▶ _Task statement_: Repeat the data in full. Every line must match.

[Website and app data records]
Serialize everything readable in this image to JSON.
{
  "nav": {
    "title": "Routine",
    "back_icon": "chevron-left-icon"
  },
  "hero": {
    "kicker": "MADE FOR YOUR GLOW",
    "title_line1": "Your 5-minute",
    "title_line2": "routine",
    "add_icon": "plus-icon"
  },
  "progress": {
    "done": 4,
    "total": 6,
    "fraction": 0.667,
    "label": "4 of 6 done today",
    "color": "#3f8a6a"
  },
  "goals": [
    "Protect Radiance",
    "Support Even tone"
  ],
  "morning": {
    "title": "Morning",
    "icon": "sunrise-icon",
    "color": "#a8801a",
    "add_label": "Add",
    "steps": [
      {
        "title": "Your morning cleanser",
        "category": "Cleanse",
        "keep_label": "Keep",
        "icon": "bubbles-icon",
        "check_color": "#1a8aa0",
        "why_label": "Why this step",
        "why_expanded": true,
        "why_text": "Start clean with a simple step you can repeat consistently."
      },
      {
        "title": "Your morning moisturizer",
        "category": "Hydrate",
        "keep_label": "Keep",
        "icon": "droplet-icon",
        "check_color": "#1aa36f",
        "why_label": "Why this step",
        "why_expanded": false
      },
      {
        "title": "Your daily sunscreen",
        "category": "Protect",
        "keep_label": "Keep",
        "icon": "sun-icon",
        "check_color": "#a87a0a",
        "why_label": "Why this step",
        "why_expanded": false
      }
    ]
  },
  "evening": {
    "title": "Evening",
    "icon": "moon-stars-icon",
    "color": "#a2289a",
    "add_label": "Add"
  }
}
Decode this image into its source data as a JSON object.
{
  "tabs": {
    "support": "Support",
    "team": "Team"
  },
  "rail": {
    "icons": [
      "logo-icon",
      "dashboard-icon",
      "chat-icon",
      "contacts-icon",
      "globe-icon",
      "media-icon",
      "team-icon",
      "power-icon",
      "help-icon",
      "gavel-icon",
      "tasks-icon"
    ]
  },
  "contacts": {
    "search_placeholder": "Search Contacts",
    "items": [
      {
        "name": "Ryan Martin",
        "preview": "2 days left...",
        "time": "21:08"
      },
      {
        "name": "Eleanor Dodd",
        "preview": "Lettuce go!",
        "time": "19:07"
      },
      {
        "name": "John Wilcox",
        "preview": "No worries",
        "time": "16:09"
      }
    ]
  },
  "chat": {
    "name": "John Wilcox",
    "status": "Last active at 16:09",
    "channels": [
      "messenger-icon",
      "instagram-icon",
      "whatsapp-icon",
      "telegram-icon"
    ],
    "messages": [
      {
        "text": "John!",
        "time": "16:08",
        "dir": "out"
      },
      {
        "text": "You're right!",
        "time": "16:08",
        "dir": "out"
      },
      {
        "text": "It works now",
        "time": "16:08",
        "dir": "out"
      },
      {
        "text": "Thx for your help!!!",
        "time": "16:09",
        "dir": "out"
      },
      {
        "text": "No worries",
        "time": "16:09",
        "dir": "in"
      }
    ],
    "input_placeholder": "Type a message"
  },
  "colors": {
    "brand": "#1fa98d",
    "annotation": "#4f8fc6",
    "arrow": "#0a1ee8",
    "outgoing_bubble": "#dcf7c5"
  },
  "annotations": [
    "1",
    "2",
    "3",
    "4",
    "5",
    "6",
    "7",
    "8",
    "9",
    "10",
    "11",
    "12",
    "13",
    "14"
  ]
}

▶ _Response to this exercise_:
Serialize everything readable in this image to JSON.
{
  "nav": {
    "title": "Routine",
    "back_icon": "chevron-left-icon"
  },
  "hero": {
    "kicker": "MADE FOR YOUR GLOW",
    "title_line1": "Your 5-minute",
    "title_line2": "routine",
    "add_icon": "plus-icon"
  },
  "progress": {
    "done": 4,
    "total": 6,
    "fraction": 0.667,
    "label": "4 of 6 done today",
    "color": "#3f8a6a"
  },
  "goals": [
    "Protect Radiance",
    "Support Even tone"
  ],
  "morning": {
    "title": "Morning",
    "icon": "sunrise-icon",
    "color": "#a8801a",
    "add_label": "Add",
    "steps": [
      {
        "title": "Your morning cleanser",
        "category": "Cleanse",
        "keep_label": "Keep",
        "icon": "bubbles-icon",
        "check_color": "#1a8aa0",
        "why_label": "Why this step",
        "why_expanded": true,
        "why_text": "Start clean with a simple step you can repeat consistently."
      },
      {
        "title": "Your morning moisturizer",
        "category": "Hydrate",
        "keep_label": "Keep",
        "icon": "droplet-icon",
        "check_color": "#1aa36f",
        "why_label": "Why this step",
        "why_expanded": false
      },
      {
        "title": "Your daily sunscreen",
        "category": "Protect",
        "keep_label": "Keep",
        "icon": "sun-icon",
        "check_color": "#a87a0a",
        "why_label": "Why this step",
        "why_expanded": false
      }
    ]
  },
  "evening": {
    "title": "Evening",
    "icon": "moon-stars-icon",
    "color": "#a2289a",
    "add_label": "Add"
  }
}
Decode this image into its source data as a JSON object.
{
  "tabs": {
    "support": "Support",
    "team": "Team"
  },
  "rail": {
    "icons": [
      "logo-icon",
      "dashboard-icon",
      "chat-icon",
      "contacts-icon",
      "globe-icon",
      "media-icon",
      "team-icon",
      "power-icon",
      "help-icon",
      "gavel-icon",
      "tasks-icon"
    ]
  },
  "contacts": {
    "search_placeholder": "Search Contacts",
    "items": [
      {
        "name": "Ryan Martin",
        "preview": "2 days left...",
        "time": "21:08"
      },
      {
        "name": "Eleanor Dodd",
        "preview": "Lettuce go!",
        "time": "19:07"
      },
      {
        "name": "John Wilcox",
        "preview": "No worries",
        "time": "16:09"
      }
    ]
  },
  "chat": {
    "name": "John Wilcox",
    "status": "Last active at 16:09",
    "channels": [
      "messenger-icon",
      "instagram-icon",
      "whatsapp-icon",
      "telegram-icon"
    ],
    "messages": [
      {
        "text": "John!",
        "time": "16:08",
        "dir": "out"
      },
      {
        "text": "You're right!",
        "time": "16:08",
        "dir": "out"
      },
      {
        "text": "It works now",
        "time": "16:08",
        "dir": "out"
      },
      {
        "text": "Thx for your help!!!",
        "time": "16:09",
        "dir": "out"
      },
      {
        "text": "No worries",
        "time": "16:09",
        "dir": "in"
      }
    ],
    "input_placeholder": "Type a message"
  },
  "colors": {
    "brand": "#1fa98d",
    "annotation": "#4f8fc6",
    "arrow": "#0a1ee8",
    "outgoing_bubble": "#dcf7c5"
  },
  "annotations": [
    "1",
    "2",
    "3",
    "4",
    "5",
    "6",
    "7",
    "8",
    "9",
    "10",
    "11",
    "12",
    "13",
    "14"
  ]
}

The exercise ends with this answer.